Task goal →
Could you retype all of the entries exactly, without their pictures?

[Supplied data Boundary: Start]

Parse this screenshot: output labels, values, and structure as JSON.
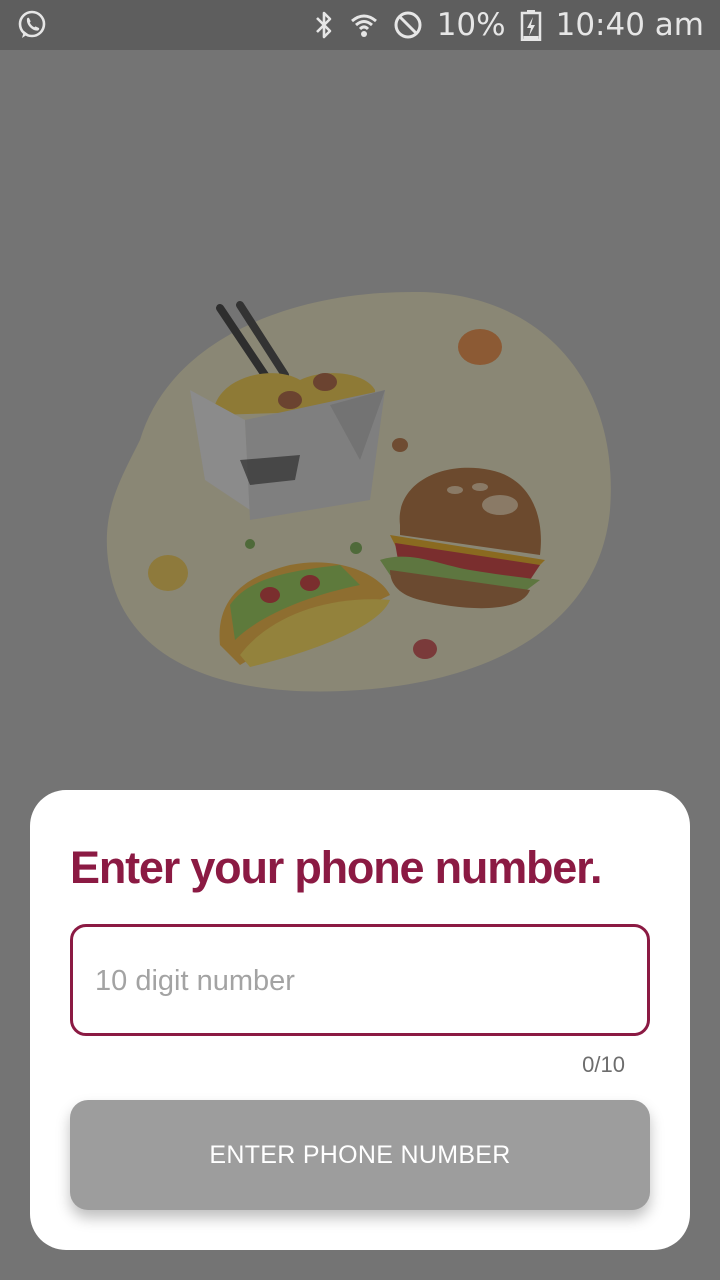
{
  "status_bar": {
    "left_icon": "whatsapp-icon",
    "icons": [
      "bluetooth-icon",
      "wifi-icon",
      "do-not-disturb-icon",
      "battery-charging-icon"
    ],
    "battery": "10%",
    "time": "10:40 am"
  },
  "illustration": {
    "icon": "food-illustration",
    "items": [
      "noodle-box",
      "burger",
      "taco"
    ]
  },
  "sheet": {
    "title": "Enter your phone number.",
    "phone_input": {
      "value": "",
      "placeholder": "10 digit number"
    },
    "counter": "0/10",
    "submit_label": "ENTER PHONE NUMBER"
  },
  "colors": {
    "accent": "#8b1a43",
    "button_disabled": "#9d9d9d",
    "overlay": "#747474"
  }
}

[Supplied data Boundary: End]

Reply →
Parse this screenshot: output labels, values, and structure as JSON.
{
  "status_bar": {
    "left_icon": "whatsapp-icon",
    "icons": [
      "bluetooth-icon",
      "wifi-icon",
      "do-not-disturb-icon",
      "battery-charging-icon"
    ],
    "battery": "10%",
    "time": "10:40 am"
  },
  "illustration": {
    "icon": "food-illustration",
    "items": [
      "noodle-box",
      "burger",
      "taco"
    ]
  },
  "sheet": {
    "title": "Enter your phone number.",
    "phone_input": {
      "value": "",
      "placeholder": "10 digit number"
    },
    "counter": "0/10",
    "submit_label": "ENTER PHONE NUMBER"
  },
  "colors": {
    "accent": "#8b1a43",
    "button_disabled": "#9d9d9d",
    "overlay": "#747474"
  }
}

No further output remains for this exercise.